_HOW TO COMPLETE THIS TASK_
Produce an exact copy of the data below.

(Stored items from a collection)
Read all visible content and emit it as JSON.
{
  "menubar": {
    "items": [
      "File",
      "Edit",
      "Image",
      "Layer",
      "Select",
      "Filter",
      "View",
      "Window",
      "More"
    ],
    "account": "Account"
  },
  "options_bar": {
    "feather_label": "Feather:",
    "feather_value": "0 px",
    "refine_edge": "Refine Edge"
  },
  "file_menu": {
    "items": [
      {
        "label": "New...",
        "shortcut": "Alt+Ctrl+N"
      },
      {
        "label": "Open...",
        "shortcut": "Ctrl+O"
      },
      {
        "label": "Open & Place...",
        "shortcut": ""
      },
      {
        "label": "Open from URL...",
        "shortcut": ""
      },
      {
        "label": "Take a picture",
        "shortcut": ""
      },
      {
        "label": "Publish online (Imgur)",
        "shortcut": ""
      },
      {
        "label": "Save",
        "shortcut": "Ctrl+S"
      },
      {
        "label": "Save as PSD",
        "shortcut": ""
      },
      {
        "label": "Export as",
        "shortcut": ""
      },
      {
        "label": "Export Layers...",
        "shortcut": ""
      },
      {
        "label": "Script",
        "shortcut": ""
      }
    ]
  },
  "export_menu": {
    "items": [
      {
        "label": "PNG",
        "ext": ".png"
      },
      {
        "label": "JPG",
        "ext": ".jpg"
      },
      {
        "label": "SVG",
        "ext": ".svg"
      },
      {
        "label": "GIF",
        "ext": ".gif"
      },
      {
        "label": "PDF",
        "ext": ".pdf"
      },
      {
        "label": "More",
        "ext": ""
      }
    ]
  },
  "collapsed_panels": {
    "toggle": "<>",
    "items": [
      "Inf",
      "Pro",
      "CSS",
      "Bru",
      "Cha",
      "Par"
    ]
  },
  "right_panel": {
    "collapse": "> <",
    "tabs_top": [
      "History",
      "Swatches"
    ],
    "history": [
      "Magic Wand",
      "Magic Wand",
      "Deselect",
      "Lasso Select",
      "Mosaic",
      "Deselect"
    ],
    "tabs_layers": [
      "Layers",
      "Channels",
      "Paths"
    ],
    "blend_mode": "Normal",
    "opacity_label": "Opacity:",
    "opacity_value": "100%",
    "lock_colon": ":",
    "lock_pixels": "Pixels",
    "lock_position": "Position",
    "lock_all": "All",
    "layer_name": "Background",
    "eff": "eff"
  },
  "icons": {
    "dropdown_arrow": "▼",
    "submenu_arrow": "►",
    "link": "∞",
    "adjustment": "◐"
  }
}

_RESULT OF THE EXERCISE_
Read all visible content and emit it as JSON.
{
  "menubar": {
    "items": [
      "File",
      "Edit",
      "Image",
      "Layer",
      "Select",
      "Filter",
      "View",
      "Window",
      "More"
    ],
    "account": "Account"
  },
  "options_bar": {
    "feather_label": "Feather:",
    "feather_value": "0 px",
    "refine_edge": "Refine Edge"
  },
  "file_menu": {
    "items": [
      {
        "label": "New...",
        "shortcut": "Alt+Ctrl+N"
      },
      {
        "label": "Open...",
        "shortcut": "Ctrl+O"
      },
      {
        "label": "Open & Place...",
        "shortcut": ""
      },
      {
        "label": "Open from URL...",
        "shortcut": ""
      },
      {
        "label": "Take a picture",
        "shortcut": ""
      },
      {
        "label": "Publish online (Imgur)",
        "shortcut": ""
      },
      {
        "label": "Save",
        "shortcut": "Ctrl+S"
      },
      {
        "label": "Save as PSD",
        "shortcut": ""
      },
      {
        "label": "Export as",
        "shortcut": ""
      },
      {
        "label": "Export Layers...",
        "shortcut": ""
      },
      {
        "label": "Script",
        "shortcut": ""
      }
    ]
  },
  "export_menu": {
    "items": [
      {
        "label": "PNG",
        "ext": ".png"
      },
      {
        "label": "JPG",
        "ext": ".jpg"
      },
      {
        "label": "SVG",
        "ext": ".svg"
      },
      {
        "label": "GIF",
        "ext": ".gif"
      },
      {
        "label": "PDF",
        "ext": ".pdf"
      },
      {
        "label": "More",
        "ext": ""
      }
    ]
  },
  "collapsed_panels": {
    "toggle": "<>",
    "items": [
      "Inf",
      "Pro",
      "CSS",
      "Bru",
      "Cha",
      "Par"
    ]
  },
  "right_panel": {
    "collapse": "> <",
    "tabs_top": [
      "History",
      "Swatches"
    ],
    "history": [
      "Magic Wand",
      "Magic Wand",
      "Deselect",
      "Lasso Select",
      "Mosaic",
      "Deselect"
    ],
    "tabs_layers": [
      "Layers",
      "Channels",
      "Paths"
    ],
    "blend_mode": "Normal",
    "opacity_label": "Opacity:",
    "opacity_value": "100%",
    "lock_colon": ":",
    "lock_pixels": "Pixels",
    "lock_position": "Position",
    "lock_all": "All",
    "layer_name": "Background",
    "eff": "eff"
  },
  "icons": {
    "dropdown_arrow": "▼",
    "submenu_arrow": "►",
    "link": "∞",
    "adjustment": "◐"
  }
}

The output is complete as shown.